It’s probably not a coincidence that we bought a house a few miles from their outlet shop. Our son also grew to love See’s Candies, and the sales people there grew to love him. Every holiday had some See’s, whether it was a chocolate Santa in his stocking or green shamrocks for St. Patrick’s Day.

Due to COVID-19, See’s closed for the first time since World War II in March. Continue reading Easter Won’t Be Easter Without Any See’s Candies (#283)

Breadaggedon(#279)

Thanks to the inept Trump Administration, COVID-19 is popping up all over America. It’s going to get worse, too.
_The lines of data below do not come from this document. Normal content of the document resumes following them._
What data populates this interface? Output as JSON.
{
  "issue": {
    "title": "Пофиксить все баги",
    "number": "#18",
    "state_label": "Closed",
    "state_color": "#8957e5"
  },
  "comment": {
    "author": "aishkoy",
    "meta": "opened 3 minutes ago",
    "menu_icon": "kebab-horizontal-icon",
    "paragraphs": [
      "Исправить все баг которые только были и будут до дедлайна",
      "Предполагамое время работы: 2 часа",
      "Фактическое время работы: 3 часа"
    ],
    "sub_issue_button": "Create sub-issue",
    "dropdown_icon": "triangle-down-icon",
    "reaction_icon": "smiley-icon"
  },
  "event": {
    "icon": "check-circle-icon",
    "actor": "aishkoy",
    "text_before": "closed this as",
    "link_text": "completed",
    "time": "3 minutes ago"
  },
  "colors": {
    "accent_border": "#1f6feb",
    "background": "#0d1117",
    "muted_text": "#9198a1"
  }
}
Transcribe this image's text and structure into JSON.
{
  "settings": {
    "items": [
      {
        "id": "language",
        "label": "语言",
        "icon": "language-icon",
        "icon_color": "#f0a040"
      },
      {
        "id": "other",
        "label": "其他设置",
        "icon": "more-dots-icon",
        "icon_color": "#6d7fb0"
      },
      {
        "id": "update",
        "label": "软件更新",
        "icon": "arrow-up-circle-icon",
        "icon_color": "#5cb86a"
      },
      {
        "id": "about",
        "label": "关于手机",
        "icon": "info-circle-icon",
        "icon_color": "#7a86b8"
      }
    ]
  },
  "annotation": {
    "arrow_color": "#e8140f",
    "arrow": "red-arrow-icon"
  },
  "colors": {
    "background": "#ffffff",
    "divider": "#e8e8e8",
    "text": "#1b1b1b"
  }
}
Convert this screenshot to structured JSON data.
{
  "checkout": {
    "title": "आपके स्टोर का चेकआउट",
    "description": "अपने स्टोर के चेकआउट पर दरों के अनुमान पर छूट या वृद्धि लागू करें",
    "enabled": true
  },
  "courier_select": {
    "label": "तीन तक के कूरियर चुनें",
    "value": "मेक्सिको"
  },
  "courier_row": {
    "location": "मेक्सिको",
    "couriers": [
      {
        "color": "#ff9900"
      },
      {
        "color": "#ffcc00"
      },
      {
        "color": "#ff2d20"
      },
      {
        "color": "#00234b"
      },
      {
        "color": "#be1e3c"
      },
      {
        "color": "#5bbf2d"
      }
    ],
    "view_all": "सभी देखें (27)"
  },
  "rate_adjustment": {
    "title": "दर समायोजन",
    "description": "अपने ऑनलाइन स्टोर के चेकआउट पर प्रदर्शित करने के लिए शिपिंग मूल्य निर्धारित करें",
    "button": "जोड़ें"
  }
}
SO MUCH WORSE.

America is sliding into full-on, toilet-paper-hoarding pandemic mode. Yay.

Andy texted me from Costco this weekend: “They’re rationing bottled water.”

Me: “Who cares? Be sure and get all the flour, sugar, and butter you can.”

After following Marta and Jocelyn through quarantines in China, I’ve figured out what quarantined folks really need:

Baking supplies and recipes. I’ve got both! Continue reading Breadaggedon(#279)

Fun Dad (#264)

I was primary caregiver to our son. This meant that I was also primary disciplinarian, Sayer of “No,” Destroyer of Fun.

It’s no picnic parenting a headstrong, contrary child. Ideally a parent can redirect a toddler to a non-destructive activity. But sometimes, you just gotta say no. Then you have to back it up with consequences. Otherwise, you’re raising a privileged monster who flouts the rule of law and does whatever the hell he wants. (You know, your basic born affluent white man.) Continue reading Fun Dad (#264)

Autumn on the Edge (#262)

Nursing moms never sleep in. Not on holidays, and not on weekends. Even if you could sleep through a crying baby, you probably can’t sleep through aching, leaking boobs. So up you get at 4:30 AM, changing the baby, feeding the baby, and then maybe entertaining the baby if baby is suddenly wide awake.

After all, your poor partner works hard all week, providing for you and the child. There’s probably a stressful project at work, or maybe he had to travel. And since you’re already up, you take a last, wistful look at your comfy bed before closing the door and letting your husband sleep in.

You don’t know it, but you’ve taken the first step to divorce.

Or murder. Continue reading Autumn on the Edge (#262)